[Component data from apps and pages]
################

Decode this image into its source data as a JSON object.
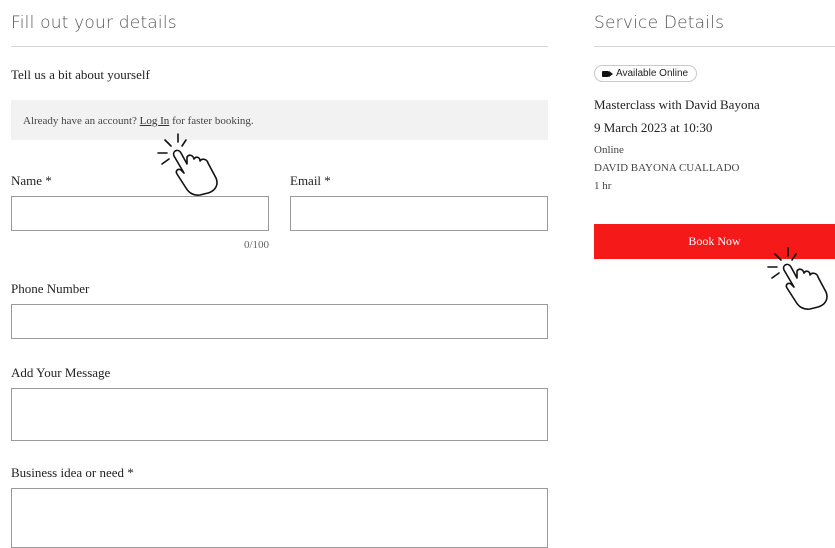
{
  "form": {
    "heading": "Fill out your details",
    "subheading": "Tell us a bit about yourself",
    "login_notice": {
      "prefix": "Already have an account?",
      "link": "Log In",
      "suffix": "for faster booking."
    },
    "name_label": "Name *",
    "name_value": "",
    "name_counter": "0/100",
    "email_label": "Email *",
    "email_value": "",
    "phone_label": "Phone Number",
    "phone_value": "",
    "message_label": "Add Your Message",
    "message_value": "",
    "business_label": "Business idea or need *",
    "business_value": ""
  },
  "service": {
    "heading": "Service Details",
    "badge": "Available Online",
    "badge_icon": "video-camera-icon",
    "title": "Masterclass with David Bayona",
    "datetime": "9 March 2023 at 10:30",
    "location": "Online",
    "host": "DAVID BAYONA CUALLADO",
    "duration": "1 hr",
    "book_label": "Book Now",
    "book_color": "#f5191a"
  },
  "annotations": {
    "pointer_icon": "tap-hand-icon"
  }
}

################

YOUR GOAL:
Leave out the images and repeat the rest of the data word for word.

PROBLEM SOLUTION:
Decode this image into its source data as a JSON object.
{
  "form": {
    "heading": "Fill out your details",
    "subheading": "Tell us a bit about yourself",
    "login_notice": {
      "prefix": "Already have an account?",
      "link": "Log In",
      "suffix": "for faster booking."
    },
    "name_label": "Name *",
    "name_value": "",
    "name_counter": "0/100",
    "email_label": "Email *",
    "email_value": "",
    "phone_label": "Phone Number",
    "phone_value": "",
    "message_label": "Add Your Message",
    "message_value": "",
    "business_label": "Business idea or need *",
    "business_value": ""
  },
  "service": {
    "heading": "Service Details",
    "badge": "Available Online",
    "badge_icon": "video-camera-icon",
    "title": "Masterclass with David Bayona",
    "datetime": "9 March 2023 at 10:30",
    "location": "Online",
    "host": "DAVID BAYONA CUALLADO",
    "duration": "1 hr",
    "book_label": "Book Now",
    "book_color": "#f5191a"
  },
  "annotations": {
    "pointer_icon": "tap-hand-icon"
  }
}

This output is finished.